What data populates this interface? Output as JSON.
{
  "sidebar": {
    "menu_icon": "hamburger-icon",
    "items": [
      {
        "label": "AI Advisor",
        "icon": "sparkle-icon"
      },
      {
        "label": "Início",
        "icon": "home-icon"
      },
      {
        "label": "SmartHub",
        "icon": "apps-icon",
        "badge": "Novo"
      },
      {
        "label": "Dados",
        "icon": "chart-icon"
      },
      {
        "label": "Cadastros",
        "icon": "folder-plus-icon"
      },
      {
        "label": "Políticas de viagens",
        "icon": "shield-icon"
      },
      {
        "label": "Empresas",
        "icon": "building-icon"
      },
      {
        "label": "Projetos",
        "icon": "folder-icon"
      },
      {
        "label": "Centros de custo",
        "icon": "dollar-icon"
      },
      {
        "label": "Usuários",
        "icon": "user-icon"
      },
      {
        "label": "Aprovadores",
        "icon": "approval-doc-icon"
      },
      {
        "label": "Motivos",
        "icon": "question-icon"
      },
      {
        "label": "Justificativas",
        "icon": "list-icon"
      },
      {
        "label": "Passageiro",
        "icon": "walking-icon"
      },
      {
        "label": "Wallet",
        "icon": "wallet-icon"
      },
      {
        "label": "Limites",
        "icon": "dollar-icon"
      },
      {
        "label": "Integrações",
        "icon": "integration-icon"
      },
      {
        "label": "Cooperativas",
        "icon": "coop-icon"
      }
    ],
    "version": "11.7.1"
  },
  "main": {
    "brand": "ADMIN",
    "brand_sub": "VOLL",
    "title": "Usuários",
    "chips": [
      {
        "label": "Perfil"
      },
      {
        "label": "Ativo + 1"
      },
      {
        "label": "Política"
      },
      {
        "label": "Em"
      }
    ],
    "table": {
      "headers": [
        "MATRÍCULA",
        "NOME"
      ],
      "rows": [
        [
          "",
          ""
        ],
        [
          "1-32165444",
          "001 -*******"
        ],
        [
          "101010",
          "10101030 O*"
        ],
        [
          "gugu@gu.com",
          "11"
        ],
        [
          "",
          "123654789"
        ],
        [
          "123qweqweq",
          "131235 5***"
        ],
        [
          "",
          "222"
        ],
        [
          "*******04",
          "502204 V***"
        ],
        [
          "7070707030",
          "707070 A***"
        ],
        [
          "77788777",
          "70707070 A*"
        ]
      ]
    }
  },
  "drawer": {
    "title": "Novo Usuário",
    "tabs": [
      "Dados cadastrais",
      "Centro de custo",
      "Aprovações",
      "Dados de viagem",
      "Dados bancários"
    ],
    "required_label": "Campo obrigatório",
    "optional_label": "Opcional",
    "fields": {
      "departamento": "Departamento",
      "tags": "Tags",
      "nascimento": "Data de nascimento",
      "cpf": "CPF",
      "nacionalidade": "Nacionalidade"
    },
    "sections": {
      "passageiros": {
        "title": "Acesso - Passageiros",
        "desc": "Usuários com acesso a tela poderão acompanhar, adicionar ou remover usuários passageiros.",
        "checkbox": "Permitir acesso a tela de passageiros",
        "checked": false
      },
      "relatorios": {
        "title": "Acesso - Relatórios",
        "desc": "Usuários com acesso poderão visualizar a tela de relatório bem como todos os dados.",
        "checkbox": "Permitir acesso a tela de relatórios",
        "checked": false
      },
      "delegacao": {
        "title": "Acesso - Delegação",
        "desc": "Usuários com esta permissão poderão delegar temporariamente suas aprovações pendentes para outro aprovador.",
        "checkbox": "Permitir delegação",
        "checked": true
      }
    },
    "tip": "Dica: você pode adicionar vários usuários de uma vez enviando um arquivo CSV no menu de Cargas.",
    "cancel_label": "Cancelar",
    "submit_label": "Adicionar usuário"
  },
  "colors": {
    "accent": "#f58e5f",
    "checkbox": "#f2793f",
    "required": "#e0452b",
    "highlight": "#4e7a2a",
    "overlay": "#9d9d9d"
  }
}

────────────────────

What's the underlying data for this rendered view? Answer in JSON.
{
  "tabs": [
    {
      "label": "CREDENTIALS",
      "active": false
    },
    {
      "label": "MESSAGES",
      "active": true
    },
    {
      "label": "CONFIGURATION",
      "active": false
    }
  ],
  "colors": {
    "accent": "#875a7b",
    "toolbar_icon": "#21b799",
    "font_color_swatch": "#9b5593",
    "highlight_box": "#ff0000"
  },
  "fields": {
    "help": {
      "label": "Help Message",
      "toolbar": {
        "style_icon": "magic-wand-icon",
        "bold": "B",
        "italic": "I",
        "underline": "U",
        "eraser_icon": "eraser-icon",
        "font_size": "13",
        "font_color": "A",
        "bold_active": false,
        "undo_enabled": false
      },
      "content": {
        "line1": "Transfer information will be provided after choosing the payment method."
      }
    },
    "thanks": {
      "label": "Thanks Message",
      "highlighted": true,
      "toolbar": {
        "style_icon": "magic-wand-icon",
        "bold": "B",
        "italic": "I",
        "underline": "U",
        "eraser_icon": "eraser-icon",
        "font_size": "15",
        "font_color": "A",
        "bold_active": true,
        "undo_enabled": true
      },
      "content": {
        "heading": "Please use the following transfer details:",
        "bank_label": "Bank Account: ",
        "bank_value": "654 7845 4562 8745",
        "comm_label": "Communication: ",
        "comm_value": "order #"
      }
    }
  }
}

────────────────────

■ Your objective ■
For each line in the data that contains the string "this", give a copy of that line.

■ Solution to the exercise ■
What data populates this interface? Output as JSON.
What's the underlying data for this rendered view? Answer in JSON.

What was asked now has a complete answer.